All defined benefit plans (including cash balance plans) are covered by the PBGC unless the plan qualifies for a statutory exemption from PBGC coverage.Nova 401(k) PBGC Articles

There is an exemption for plans that cover only substantial owners.  If a defined benefit plan covers even one employee who is not a substantial owner, then the plan does not qualify for this exemption.  

In order to be a substantial owner, an individual must meet one of the following requirements:

  • Own 100% of an unincorporated trade or business
  • Own directly or indirectly 10% or more of the capital interest in a partnership
  • Own directly or indirectly 10% or more of the profit interest in a partnership
  • Own more than 10% of the voting stock of a corporation
  • Own stock representing more than 10% of a corporation’s value

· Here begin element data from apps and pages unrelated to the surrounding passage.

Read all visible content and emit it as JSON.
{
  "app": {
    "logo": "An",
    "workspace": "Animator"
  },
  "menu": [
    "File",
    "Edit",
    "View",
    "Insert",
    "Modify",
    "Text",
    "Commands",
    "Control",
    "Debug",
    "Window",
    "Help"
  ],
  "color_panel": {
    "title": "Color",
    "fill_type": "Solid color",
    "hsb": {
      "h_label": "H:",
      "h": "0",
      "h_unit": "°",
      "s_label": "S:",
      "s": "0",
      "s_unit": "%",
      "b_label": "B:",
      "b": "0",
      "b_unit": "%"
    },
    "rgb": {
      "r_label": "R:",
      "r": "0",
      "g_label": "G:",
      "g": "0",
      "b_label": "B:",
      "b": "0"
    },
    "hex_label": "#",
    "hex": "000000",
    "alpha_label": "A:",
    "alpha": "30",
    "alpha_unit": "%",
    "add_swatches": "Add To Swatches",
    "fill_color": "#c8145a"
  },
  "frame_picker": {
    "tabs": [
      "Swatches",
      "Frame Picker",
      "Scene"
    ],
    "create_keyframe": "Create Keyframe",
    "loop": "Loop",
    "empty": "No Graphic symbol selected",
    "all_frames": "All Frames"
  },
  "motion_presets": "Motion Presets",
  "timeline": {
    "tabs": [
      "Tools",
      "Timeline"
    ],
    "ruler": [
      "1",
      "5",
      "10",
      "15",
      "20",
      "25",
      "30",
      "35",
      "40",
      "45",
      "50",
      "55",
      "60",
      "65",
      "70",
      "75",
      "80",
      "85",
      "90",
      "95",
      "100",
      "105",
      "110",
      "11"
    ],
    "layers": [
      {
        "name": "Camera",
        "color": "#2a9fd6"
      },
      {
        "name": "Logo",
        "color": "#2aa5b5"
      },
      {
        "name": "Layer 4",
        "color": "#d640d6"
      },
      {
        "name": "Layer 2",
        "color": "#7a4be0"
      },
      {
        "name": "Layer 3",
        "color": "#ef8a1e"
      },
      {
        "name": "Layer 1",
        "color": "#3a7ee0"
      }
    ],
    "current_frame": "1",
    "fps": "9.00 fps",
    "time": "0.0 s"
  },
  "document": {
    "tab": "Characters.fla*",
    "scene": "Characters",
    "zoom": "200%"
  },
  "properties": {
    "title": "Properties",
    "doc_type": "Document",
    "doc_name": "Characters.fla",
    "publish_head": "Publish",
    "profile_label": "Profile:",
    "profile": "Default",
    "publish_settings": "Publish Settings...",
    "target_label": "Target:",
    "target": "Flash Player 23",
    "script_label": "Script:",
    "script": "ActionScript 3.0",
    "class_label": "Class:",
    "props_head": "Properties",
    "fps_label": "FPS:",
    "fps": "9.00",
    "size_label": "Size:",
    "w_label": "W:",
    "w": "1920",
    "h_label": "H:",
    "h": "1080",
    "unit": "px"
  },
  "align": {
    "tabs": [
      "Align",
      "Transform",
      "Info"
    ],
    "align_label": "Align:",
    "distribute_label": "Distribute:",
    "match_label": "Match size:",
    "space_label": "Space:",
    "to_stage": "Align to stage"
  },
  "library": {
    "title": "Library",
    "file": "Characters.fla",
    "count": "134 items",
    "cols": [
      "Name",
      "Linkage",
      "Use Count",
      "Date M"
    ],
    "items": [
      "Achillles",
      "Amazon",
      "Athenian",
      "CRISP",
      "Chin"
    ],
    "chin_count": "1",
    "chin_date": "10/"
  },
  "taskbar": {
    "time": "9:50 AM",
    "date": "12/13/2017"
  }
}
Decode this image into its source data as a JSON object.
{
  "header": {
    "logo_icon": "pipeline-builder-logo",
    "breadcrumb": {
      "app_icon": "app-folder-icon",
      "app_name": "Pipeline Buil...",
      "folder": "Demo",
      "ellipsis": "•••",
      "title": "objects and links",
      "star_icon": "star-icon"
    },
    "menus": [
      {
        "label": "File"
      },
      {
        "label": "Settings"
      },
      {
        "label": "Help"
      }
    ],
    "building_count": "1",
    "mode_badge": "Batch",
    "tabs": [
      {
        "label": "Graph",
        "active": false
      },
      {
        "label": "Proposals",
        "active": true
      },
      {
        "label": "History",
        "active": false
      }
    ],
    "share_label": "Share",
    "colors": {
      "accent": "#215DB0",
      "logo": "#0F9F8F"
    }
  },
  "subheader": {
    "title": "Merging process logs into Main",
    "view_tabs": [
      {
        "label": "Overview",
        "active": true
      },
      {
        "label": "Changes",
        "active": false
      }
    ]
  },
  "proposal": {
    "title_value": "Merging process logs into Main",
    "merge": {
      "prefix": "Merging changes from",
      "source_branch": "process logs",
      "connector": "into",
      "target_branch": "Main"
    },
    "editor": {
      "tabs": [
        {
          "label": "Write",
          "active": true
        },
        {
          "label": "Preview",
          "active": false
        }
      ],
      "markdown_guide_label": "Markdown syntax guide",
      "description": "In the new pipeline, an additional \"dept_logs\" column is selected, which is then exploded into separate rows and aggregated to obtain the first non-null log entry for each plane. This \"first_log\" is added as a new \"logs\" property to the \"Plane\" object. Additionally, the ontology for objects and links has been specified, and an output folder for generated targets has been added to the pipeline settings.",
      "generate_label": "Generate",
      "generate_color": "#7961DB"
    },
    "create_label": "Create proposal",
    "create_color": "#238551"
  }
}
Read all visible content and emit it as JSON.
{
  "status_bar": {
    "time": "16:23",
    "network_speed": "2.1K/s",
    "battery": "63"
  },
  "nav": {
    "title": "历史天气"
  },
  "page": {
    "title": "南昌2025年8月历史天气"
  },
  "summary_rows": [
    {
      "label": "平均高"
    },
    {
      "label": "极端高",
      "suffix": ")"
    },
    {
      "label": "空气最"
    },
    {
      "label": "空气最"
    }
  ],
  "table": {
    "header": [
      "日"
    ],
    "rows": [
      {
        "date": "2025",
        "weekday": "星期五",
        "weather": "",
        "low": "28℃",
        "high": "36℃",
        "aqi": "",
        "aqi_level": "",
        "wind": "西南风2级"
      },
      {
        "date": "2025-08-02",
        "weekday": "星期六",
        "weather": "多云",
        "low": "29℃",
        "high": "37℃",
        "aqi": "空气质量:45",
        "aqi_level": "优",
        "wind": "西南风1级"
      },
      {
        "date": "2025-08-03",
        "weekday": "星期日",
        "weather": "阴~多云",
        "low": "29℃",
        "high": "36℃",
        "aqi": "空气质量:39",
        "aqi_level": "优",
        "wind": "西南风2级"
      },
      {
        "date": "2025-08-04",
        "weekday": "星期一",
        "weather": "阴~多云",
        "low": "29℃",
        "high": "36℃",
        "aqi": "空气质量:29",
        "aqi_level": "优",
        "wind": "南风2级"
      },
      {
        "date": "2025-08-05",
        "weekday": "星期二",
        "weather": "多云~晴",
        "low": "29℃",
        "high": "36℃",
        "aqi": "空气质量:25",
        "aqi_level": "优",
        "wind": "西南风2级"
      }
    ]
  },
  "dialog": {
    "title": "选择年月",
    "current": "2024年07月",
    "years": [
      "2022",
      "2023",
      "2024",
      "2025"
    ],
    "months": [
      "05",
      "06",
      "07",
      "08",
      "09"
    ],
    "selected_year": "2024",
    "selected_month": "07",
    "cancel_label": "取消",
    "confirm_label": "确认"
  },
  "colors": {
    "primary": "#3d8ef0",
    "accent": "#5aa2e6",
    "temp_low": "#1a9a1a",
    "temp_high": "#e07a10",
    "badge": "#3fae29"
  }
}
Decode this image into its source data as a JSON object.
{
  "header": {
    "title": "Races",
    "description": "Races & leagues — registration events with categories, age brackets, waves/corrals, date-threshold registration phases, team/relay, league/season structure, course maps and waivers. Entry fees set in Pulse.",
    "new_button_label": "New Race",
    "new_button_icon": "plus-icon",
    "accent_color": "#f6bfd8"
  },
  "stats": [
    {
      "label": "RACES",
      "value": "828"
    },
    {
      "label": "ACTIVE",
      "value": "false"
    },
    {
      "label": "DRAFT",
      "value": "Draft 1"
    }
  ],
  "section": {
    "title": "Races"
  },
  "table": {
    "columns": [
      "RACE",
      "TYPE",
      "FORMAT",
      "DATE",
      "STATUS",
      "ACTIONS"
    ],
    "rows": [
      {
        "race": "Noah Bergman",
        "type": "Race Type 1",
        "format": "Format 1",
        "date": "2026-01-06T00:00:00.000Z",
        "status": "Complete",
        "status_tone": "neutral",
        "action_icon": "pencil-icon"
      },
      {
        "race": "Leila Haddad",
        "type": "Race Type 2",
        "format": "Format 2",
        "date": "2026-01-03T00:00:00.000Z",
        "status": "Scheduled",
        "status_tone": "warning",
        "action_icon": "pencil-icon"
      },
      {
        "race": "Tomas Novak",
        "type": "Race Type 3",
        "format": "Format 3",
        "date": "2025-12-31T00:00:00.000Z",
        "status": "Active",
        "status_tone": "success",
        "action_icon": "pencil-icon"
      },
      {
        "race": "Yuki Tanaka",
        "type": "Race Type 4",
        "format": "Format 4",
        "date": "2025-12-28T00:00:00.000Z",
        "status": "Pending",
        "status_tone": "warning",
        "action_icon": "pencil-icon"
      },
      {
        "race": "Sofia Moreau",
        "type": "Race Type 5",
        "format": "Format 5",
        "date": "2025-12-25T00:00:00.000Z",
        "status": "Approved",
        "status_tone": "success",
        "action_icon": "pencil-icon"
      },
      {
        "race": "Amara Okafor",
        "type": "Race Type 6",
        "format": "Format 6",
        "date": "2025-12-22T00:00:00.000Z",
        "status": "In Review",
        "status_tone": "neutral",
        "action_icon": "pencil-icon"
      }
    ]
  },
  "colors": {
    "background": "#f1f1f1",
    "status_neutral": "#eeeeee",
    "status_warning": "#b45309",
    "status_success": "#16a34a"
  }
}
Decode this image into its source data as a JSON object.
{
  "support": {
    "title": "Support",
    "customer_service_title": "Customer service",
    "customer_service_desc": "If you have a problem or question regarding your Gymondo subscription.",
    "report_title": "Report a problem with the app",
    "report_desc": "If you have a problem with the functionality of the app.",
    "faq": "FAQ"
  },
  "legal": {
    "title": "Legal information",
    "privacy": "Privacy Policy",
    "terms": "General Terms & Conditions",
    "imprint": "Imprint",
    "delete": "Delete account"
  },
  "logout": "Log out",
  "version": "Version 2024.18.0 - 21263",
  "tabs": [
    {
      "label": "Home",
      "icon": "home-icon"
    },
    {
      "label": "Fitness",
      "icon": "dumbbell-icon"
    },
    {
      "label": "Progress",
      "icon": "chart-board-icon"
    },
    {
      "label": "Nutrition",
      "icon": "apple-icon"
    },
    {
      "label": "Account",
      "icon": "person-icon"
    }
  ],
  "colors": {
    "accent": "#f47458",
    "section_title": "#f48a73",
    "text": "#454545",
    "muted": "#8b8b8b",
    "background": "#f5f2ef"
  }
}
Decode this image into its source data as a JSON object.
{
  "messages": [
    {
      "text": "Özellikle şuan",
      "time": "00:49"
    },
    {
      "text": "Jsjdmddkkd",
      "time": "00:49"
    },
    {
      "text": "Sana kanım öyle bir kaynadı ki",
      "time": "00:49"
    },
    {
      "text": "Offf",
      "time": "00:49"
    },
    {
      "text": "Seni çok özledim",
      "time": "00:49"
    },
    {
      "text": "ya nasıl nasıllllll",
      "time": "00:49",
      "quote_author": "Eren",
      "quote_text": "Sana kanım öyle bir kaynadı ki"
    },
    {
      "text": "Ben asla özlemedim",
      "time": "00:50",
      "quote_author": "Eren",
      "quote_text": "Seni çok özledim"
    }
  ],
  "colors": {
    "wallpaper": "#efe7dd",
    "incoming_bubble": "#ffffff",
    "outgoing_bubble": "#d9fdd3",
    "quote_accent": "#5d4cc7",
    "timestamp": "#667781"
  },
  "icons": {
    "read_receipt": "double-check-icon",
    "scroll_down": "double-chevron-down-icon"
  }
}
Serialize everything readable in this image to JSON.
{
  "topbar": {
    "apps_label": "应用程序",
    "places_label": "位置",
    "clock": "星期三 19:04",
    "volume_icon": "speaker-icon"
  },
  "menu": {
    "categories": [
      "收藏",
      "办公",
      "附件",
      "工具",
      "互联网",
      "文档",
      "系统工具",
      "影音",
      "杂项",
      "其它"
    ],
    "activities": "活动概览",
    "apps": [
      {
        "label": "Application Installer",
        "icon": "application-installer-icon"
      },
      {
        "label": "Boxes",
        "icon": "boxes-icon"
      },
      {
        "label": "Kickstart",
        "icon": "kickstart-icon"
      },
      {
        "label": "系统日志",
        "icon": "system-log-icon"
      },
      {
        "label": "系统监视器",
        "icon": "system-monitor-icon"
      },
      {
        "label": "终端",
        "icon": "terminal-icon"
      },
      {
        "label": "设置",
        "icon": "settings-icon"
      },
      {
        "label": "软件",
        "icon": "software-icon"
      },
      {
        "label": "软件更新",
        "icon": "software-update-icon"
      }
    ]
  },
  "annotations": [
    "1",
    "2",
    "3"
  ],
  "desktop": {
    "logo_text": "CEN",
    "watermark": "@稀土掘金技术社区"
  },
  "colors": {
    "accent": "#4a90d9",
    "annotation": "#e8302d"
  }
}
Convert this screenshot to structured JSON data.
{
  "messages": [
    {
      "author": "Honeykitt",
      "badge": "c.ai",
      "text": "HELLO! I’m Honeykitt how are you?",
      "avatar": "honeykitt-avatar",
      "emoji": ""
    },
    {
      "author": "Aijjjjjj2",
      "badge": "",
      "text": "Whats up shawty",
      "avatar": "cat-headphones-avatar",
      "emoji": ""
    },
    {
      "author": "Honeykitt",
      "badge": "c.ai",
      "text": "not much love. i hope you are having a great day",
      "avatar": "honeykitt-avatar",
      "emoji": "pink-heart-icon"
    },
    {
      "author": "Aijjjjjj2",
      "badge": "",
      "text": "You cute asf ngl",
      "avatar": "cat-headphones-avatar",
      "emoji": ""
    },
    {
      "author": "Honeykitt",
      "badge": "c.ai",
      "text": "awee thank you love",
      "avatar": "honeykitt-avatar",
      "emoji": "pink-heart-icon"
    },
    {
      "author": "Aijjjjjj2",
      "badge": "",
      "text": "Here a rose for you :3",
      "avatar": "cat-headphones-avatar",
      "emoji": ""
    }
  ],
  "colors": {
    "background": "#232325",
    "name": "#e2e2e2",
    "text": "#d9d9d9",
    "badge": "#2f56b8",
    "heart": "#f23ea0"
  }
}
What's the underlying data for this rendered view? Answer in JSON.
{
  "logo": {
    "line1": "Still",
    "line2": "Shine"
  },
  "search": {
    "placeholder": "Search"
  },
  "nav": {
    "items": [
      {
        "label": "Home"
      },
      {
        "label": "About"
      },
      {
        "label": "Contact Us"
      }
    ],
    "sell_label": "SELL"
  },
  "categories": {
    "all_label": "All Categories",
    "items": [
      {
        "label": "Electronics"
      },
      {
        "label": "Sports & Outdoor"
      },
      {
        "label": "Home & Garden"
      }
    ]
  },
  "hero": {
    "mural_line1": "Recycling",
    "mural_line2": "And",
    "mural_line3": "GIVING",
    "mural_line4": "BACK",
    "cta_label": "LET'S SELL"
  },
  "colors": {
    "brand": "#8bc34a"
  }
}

In determining stock ownership, the ownership attribution rules used for determining controlled groups apply.  Under the controlled group ownership attribution rules, an owner’s spouse is treated as owning the stock of the owner.  Thus, the owner only exemption applies if all participants are substantial owners or spouses of substantial owners.  However, the child of a substantial owner is not generally attributed ownership, so if defined benefit plan covers a substantial owner and his child, the plan is not exempt from PBGC coverage.

There are some other rules that are similar, but different for owners in the qualified plan arena. These differences might lead to different reporting or testing requirements, but they do not necessarily change whether a PBGC coverage exemption applies. First, certain owner-only plans are either exempt from filing a Form 5500 or may file a Form 5500-EZ in lieu of the longer Form 5500-SF or Form 5500.  A plan may file a Form 5500-EZ instead of a Form 5500-SF/Form 5500 if the following requirements are met:

  • The plan covers the 100% owner of an incorporated or incorporated business, or the plan covers only the partners of a business partnership.
  • The plan may additionally cover the spouse of an owner or partners.
  • The plan may not cover any other employees.

 

Thus, to file a Form 5500-EZ, unlike the PBGC substantial owner exemption, there is no requirement that each partner own more than 10% of the employer for a plan to be eligible to file a Form 5500-EZ in lieu of the Form 5500-SF or Form 5500.  Thus, not all plans that are eligible to file the Form 5500-EZ are exempt from PBGC coverage.

Second, a 5% owner of an employer is considered a Highly Compensated Employee (HCE) for nondiscrimination testing (5% owner in this context means a person owning more than 5%).  The threshold for being an HCE and being a substantial owner are different.  So, a defined benefit plan that covers all HCEs is not necessarily exempt from PBGC coverage.

Third, when a PBGC covered plan terminates without enough assets to pay all benefits, the PBGC will allow a majority owner to waive a portion of his benefit so that other participants will receive their entire benefit.  To be a majority owner, the participant must own 50% or more of the employer.  The substantial owner standard used to determine whether a plan is PBGC- covered is different from the majority owner standard used to determine whether an owner in a PBGC-covered plan may waive his benefit.

Read more articles in this series:

Introduction to the PBGC
Plans Covered by the PBGC
PBGC Coverage FAQs